Though calendars have been replaced by mobile phone apps today, the demand for calendar girls has shot up, says critically acclaimed director-writer-producer Madhur Bhandarkar. He says this on the basis of research he undertook for his soon to release Calendar Girls. The movie explores the dark reality of life of five such girls who otherwise appear hot and sensual in the background of exotic locales on pages of calendars. The movie, he promises, is as much a slice of life as his earlier works—Satta (2003), Corporate (2006), Page 3 (2005), Traffic Signal (2007), Fashion (2008) and Heroine (2012).
What is the reality for these “calendar girls?”
I am known for my works that bring out the dark reality behind glossy images.Be it Chandni Bar or Fashion or Page 3, I have shown the truth behind these [glamorous professions]. I have been researching the calendar girls industry and … it turns out that most girls want to be featured on a calendar. They think they will become a star, or become famous after being a calendar girl. The movie traces the lives of these girls.
Has the demand for calendar girls reduced with the prevailing technology for calendar apps?
No! It has rather increased manifold. These calendars are not ordinary ones. These are glamorous calendars, and an increasing number of girls want to be on these calendars now. This is directly linked to the fact that clicking and sharing photos has become immensely easy and popular with youth today on Facebook, Instagram, etc. Girls are aware about these calendars now more than ever.
Interestingly, you also see that every second man wants to be an actor and every second girl an actress today.
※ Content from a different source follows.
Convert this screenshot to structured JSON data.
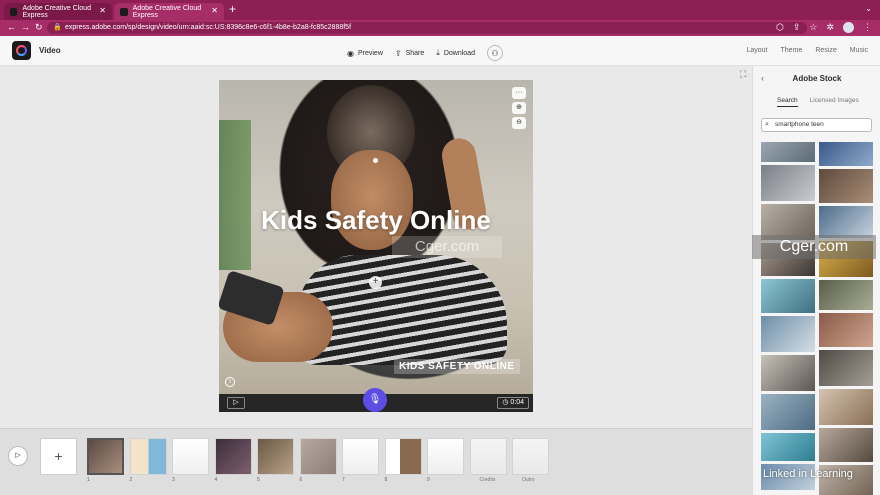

The culture of selfies and Dubsmash is fast catching on. It just shows how everyone is smitten with the world of glamour and wants to be as close to it as they can.
Three of your women-oriented films—Chandni Bar, Fashion and Page 3—have bagged the prestigious National Film Awards, among other national and international recognitions. Do you think this one will get a similar response?
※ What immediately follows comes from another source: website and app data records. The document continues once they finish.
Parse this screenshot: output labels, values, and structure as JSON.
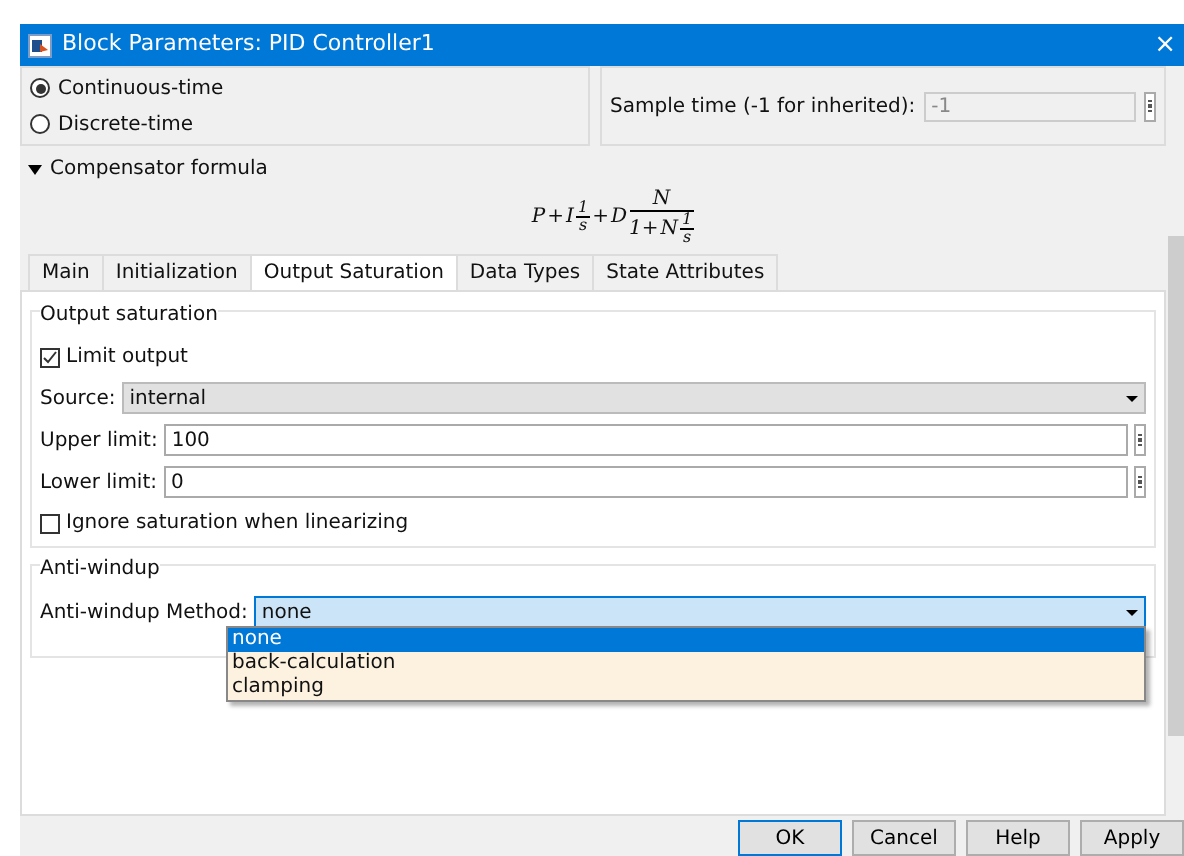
{
  "window": {
    "title": "Block Parameters: PID Controller1",
    "close": "×"
  },
  "time_domain": [
    {
      "label": "Continuous-time",
      "selected": true
    },
    {
      "label": "Discrete-time",
      "selected": false
    }
  ],
  "sample_time": {
    "label": "Sample time (-1 for inherited):",
    "value": "-1",
    "disabled": true
  },
  "compensator": {
    "label": "Compensator formula",
    "expanded": true,
    "formula": {
      "p": "P",
      "plus1": "+",
      "i": "I",
      "frac1_num": "1",
      "frac1_den": "s",
      "plus2": "+",
      "d": "D",
      "frac2_num": "N",
      "frac2_den_lead": "1+",
      "frac2_den_n": "N",
      "frac2_den_frac_num": "1",
      "frac2_den_frac_den": "s"
    }
  },
  "tabs": [
    {
      "label": "Main",
      "selected": false
    },
    {
      "label": "Initialization",
      "selected": false
    },
    {
      "label": "Output Saturation",
      "selected": true
    },
    {
      "label": "Data Types",
      "selected": false
    },
    {
      "label": "State Attributes",
      "selected": false
    }
  ],
  "output_saturation": {
    "title": "Output saturation",
    "limit_output": {
      "label": "Limit output",
      "checked": true
    },
    "source": {
      "label": "Source:",
      "value": "internal"
    },
    "upper_limit": {
      "label": "Upper limit:",
      "value": "100"
    },
    "lower_limit": {
      "label": "Lower limit:",
      "value": "0"
    },
    "ignore_saturation": {
      "label": "Ignore saturation when linearizing",
      "checked": false
    }
  },
  "anti_windup": {
    "title": "Anti-windup",
    "method_label": "Anti-windup Method:",
    "value": "none",
    "options": [
      {
        "label": "none",
        "selected": true
      },
      {
        "label": "back-calculation",
        "selected": false
      },
      {
        "label": "clamping",
        "selected": false
      }
    ]
  },
  "buttons": [
    "OK",
    "Cancel",
    "Help",
    "Apply"
  ]
}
Awards are encouraging and welcome, but my focus is to make good films. People do not want to show the dark side of anything. But I believe in doing just that. That’s how I am branded and stamped in people’s mind. And I want to continue doing that.
Why did you choose to portray your characters through fresh faces (Akanksha Puri, Avani Modi, Kyra Dutt, Ruhi Singh and Satarupa Pyne) when you could have got the best talents in Bollywood?
Because calendar girls are always fresh faces. In 99% of the cases, these calendars launch fresh faces. They become popular only later. I wanted to stick to this reality.
Are you aware that there is a comedy movie by the same name directed by Nigel Cole?
Yes, I have heard about it, but not seen it. The subject of the two films is totally different.
You were recently invited to the first International Yoga Day celebration at the United Nations in New York as the guest of honor. Do you practice yoga in daily life?
I try to do it whenever I get time. We, in the film industry, should as we are quite stressed given our erratic schedules and lifestyle. It was a proud moment for me to be there beside Sri Sri Ravi Shankar, Indian External Affairs minister Sushma Swaraj and UN Secretary General Ban Ki Moon among others. It was a beautifully organized event.
How long did you take to complete the movie?
I completed the film’s shoot in about 40 days.
What do you think about your last release Heroine’s reception by the masses and box-office?
It did more business at the box-office than Fashion did—Rs 23.5 crore ($36,989,000) in its opening weekend. It was a big thing at the time. But for many, it was not up to their expectation. However, I am very proud of the film and of Kareena’s performance in it. Many in my fraternity did not appreciate that I showed the dark reality of our industry in it without any hiccup.
Do you get anxious before the release of your film?
There is a little anxiety as my movies garner controversy too. People have already started speculating about who has been targeted in Madhur’s next. I have gotten used to these things to a large extent now. I am one of the few directors who has got it all—critical acclaim, box-office hits and awards. I am a fighter. I am ready for both brickbats and bouquets.
Suchi Sargam is a freelance journalist based in Kolkata, India